Wednesday, February 18, 2015

What's in a Name?

There is a hole in our culture that has yet to be adequately filled.

How should women handle their last names when they marry?

I kept mine, and while I am happy I did, it is not a totally satisfactory solution. One, you give up that symbol – the same last name – for your family. Two, my last name is not going to keep going since my children have my husband’s last name. In fact, as he points out, of the six names we gave our children (first, middle, last X two kids), I only got one of them, my daughter’s first name. (She’s named after my mother, while my son is named after my husband, who is named after his father, that continuity through the generations is nice – and my daughter’s middle name, well, my husband’s family has a cool one, with a rocking story behind it, that I couldn’t resist using.)

If we gave one child my last name and the other my husband’s, I think my kids would wonder how we decided who got what and what that said about them. Names are powerful, and while I see drawbacks in how they are traditionally handled, I also hesitate to screw around with them on the fly.

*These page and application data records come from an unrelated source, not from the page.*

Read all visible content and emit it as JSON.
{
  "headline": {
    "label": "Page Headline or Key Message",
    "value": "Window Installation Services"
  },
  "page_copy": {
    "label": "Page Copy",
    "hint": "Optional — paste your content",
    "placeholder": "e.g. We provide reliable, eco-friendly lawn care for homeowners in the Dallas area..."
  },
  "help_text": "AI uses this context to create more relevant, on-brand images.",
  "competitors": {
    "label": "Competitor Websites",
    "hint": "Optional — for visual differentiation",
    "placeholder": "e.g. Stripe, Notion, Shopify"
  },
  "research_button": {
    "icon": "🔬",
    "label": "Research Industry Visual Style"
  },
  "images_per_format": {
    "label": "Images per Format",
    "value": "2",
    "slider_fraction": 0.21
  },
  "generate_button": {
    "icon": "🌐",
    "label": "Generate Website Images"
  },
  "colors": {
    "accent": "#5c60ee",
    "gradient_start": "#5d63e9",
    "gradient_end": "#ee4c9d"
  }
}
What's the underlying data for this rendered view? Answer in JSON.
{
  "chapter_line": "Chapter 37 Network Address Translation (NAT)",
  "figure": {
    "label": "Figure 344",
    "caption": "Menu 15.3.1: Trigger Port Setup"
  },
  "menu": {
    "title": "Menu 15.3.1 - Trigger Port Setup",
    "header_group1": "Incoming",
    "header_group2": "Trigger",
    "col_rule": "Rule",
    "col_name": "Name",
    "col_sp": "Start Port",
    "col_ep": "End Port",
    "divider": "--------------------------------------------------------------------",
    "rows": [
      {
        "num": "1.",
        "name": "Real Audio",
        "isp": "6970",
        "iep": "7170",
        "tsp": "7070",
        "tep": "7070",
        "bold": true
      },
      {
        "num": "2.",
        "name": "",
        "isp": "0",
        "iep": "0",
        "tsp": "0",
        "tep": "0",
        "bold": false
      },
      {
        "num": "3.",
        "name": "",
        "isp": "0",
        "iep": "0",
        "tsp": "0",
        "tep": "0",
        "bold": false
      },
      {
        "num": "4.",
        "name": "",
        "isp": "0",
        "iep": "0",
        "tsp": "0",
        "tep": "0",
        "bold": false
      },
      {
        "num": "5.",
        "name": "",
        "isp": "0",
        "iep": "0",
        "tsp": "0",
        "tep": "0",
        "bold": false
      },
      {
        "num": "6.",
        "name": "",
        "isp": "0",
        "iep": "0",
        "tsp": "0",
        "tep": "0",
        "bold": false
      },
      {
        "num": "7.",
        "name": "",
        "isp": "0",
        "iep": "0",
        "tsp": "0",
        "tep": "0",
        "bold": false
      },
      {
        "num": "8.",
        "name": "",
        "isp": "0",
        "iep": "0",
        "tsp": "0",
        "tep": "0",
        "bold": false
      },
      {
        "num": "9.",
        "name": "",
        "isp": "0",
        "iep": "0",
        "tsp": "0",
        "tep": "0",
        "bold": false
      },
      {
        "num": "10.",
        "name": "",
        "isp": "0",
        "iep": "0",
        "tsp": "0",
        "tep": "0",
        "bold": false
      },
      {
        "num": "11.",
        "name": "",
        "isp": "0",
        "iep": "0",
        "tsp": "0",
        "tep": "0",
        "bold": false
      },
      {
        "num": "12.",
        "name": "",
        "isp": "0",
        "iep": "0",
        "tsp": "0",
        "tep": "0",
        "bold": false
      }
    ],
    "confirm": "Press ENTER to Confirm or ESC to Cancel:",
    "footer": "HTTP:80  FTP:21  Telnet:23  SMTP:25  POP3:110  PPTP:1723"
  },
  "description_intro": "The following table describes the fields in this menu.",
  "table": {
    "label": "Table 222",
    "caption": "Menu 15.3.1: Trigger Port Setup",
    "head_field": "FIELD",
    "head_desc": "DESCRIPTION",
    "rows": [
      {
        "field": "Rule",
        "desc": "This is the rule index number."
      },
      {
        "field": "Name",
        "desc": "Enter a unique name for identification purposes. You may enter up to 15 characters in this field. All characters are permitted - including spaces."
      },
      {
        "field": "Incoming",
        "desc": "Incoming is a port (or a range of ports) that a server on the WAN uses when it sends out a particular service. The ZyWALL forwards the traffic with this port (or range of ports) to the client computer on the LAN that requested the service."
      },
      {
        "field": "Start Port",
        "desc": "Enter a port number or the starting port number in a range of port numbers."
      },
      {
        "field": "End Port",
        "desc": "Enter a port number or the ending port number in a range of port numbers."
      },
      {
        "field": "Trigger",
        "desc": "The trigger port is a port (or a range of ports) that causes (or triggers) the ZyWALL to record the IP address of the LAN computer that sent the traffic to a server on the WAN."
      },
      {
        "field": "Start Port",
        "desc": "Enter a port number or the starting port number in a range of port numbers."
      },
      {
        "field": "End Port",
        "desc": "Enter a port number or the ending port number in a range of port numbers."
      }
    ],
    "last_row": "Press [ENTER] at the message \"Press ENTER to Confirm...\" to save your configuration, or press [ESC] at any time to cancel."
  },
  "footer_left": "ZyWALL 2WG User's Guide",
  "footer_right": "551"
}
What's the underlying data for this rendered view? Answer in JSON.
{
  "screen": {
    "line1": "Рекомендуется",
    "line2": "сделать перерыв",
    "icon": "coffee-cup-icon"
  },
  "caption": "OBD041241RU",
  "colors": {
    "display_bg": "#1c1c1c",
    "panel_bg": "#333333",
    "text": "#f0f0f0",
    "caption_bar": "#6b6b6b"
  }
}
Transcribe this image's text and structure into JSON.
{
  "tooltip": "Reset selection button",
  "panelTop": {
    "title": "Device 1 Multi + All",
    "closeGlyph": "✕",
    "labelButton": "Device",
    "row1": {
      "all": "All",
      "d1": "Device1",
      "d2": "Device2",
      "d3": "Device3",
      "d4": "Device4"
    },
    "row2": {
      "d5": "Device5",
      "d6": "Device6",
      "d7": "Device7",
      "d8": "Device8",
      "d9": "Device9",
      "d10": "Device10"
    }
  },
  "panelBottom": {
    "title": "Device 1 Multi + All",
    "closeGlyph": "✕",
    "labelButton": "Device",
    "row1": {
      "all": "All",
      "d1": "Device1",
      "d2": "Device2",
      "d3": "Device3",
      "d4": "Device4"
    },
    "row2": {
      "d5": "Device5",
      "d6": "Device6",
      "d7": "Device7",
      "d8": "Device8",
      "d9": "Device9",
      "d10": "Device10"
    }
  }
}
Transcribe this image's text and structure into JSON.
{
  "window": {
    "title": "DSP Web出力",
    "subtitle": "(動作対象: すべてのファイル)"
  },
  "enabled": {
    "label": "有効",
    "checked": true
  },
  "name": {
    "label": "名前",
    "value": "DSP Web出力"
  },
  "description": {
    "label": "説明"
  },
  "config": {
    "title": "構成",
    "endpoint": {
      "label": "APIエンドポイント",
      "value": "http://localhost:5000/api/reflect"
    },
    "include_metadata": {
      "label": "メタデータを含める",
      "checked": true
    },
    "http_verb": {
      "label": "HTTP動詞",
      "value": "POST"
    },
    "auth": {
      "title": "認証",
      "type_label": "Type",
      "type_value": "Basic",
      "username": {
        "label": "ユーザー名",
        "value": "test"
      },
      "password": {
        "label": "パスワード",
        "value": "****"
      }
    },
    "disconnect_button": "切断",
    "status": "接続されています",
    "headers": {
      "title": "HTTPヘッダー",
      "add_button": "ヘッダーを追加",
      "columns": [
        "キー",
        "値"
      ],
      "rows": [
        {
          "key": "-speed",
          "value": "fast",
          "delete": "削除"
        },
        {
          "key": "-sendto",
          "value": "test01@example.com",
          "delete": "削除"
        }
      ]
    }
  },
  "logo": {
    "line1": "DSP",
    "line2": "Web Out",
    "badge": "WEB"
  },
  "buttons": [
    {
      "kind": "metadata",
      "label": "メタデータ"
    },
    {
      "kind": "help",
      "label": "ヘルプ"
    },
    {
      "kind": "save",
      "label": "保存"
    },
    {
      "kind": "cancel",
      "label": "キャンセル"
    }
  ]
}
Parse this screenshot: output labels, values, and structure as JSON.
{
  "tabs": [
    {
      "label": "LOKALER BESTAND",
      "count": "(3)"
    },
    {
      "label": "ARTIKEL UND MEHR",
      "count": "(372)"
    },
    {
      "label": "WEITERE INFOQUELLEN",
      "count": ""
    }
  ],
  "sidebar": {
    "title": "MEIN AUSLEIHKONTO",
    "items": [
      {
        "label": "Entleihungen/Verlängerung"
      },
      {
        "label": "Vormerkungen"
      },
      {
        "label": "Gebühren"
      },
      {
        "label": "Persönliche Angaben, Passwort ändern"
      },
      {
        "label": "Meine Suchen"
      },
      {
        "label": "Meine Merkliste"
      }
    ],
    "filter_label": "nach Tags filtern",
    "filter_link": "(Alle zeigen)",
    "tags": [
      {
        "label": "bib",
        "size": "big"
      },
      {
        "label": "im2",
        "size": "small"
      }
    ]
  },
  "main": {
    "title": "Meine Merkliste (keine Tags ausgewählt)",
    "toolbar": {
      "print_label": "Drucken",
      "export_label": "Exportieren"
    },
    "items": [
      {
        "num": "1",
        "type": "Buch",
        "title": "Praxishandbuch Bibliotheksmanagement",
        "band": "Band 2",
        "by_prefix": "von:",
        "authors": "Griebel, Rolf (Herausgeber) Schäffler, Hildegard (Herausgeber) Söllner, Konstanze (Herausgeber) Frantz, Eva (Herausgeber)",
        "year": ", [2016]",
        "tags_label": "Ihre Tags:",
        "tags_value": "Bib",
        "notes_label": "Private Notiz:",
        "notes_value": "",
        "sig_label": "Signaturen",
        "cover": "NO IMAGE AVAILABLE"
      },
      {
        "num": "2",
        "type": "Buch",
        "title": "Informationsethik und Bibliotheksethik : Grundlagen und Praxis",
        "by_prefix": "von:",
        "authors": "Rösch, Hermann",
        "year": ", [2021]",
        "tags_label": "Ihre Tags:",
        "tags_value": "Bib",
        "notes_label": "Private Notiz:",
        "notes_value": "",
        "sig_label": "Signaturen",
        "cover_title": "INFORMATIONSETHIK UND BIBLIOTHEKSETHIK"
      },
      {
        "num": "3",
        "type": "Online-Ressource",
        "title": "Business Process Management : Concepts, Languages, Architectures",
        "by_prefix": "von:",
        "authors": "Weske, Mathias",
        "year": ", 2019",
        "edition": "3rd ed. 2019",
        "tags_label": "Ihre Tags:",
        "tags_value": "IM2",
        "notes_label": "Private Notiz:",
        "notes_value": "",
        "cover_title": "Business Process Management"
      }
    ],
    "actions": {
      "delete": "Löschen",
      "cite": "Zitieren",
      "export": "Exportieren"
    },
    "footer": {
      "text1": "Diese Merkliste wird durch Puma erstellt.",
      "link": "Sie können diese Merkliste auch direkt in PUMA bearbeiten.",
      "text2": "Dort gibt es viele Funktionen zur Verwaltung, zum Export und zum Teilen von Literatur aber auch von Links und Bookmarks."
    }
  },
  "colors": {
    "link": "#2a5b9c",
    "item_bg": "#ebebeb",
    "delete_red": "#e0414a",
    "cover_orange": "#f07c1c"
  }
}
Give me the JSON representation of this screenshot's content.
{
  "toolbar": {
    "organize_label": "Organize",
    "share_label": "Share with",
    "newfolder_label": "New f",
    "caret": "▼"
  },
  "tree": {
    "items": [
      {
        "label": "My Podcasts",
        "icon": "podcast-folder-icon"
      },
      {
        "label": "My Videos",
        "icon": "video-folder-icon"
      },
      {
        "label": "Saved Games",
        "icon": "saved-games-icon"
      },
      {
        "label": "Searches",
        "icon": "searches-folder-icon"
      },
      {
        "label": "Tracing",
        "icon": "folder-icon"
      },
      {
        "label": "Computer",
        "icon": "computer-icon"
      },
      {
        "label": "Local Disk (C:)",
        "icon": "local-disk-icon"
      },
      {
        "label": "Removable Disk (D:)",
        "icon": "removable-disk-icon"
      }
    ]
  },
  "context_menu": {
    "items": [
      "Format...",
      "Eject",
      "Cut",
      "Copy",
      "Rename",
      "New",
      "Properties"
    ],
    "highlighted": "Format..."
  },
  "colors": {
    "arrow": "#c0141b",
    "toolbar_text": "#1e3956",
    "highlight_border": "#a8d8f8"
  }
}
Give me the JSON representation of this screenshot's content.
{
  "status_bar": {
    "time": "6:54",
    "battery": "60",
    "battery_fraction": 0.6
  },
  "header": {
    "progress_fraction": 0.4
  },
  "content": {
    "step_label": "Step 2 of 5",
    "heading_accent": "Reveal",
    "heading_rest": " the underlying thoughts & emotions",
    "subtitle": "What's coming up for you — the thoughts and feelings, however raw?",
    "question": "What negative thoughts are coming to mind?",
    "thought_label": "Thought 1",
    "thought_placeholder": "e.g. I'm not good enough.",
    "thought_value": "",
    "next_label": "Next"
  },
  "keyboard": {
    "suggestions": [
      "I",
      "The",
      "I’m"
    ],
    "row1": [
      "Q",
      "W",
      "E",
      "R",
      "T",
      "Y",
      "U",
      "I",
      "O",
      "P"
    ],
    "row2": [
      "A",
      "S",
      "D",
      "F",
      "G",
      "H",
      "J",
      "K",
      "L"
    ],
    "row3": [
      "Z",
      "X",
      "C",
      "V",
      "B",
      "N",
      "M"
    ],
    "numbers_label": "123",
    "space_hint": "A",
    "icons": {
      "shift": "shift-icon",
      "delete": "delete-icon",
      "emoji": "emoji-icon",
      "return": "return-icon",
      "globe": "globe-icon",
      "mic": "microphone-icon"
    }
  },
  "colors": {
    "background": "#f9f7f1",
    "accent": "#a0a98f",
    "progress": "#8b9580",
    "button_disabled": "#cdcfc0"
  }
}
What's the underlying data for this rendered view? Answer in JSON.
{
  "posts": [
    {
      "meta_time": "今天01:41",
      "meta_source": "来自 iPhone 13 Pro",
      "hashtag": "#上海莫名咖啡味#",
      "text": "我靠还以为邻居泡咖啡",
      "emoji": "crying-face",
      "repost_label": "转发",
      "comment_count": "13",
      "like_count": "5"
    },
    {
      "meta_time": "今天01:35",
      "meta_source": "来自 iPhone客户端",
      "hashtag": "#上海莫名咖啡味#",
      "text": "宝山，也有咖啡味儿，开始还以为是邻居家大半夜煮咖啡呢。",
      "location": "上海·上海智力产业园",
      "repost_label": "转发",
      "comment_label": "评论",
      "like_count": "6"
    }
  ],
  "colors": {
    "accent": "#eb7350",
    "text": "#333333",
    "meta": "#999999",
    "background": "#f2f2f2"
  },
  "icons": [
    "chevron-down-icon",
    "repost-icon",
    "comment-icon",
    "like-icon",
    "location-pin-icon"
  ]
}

Hyphenation is also not a good long-term solution. I once met a young girl who sadly pointed out that her hyphenated name was 26 letters long.

My friend’s sister kept her last name because, she said, whatever she accomplished in life was because of her parents, the people who raised and educated her. Nice.

And whenever I see a situation where the boss (always a man) is Mr. So&So, but the employees (always women) go by just first names, I am reminded of the power in last names.

What did you do?


  1. As a same sex couple, I was for some reason surprised when asked at city hall if either of us would be changing our last name. It hadn't occurred to me, but then for a second I thought it might be nice. Having had my name for 50 years prompted me to keep it to avoid confusion. I often think I would have liked to be hyphenated, as long as it would have been, and to have a change. We have no children but refer to the dog as hyphenated, although she somehow just ended up going with his last name at the Vets. I admit that makes me feel just a little left out. Names can't help but carry some sort of power.

  2. I did not change my name and I'm glad. My kids ended up with their dad's name, but in retrospect, I wish I'd have demanded my last name for girls, his for boys. It would be fairer.

  3. I was talking about this topic just today with a friend of mine from Spain. She said that women there usually keep their last name when they get married. Also, her full name is a combination of her father's last name and her mother's, i.e. "Gonzales-Rodrigues," but she goes by just the first name. It did present a bit of a problem when she first came to the U.S. twenty years ago, especially when enrolling her kids in school, but she thought now that there are more women keeping their names, it probably isn't such a big deal anymore.

    As for me, I've been through THREE last names: maiden name, first marriage, second marriage. I'm surprised I even know who I am, although this last name change has lasted for almost 40 years now. I always envied men because they got to keep their birth identity throughout their lives.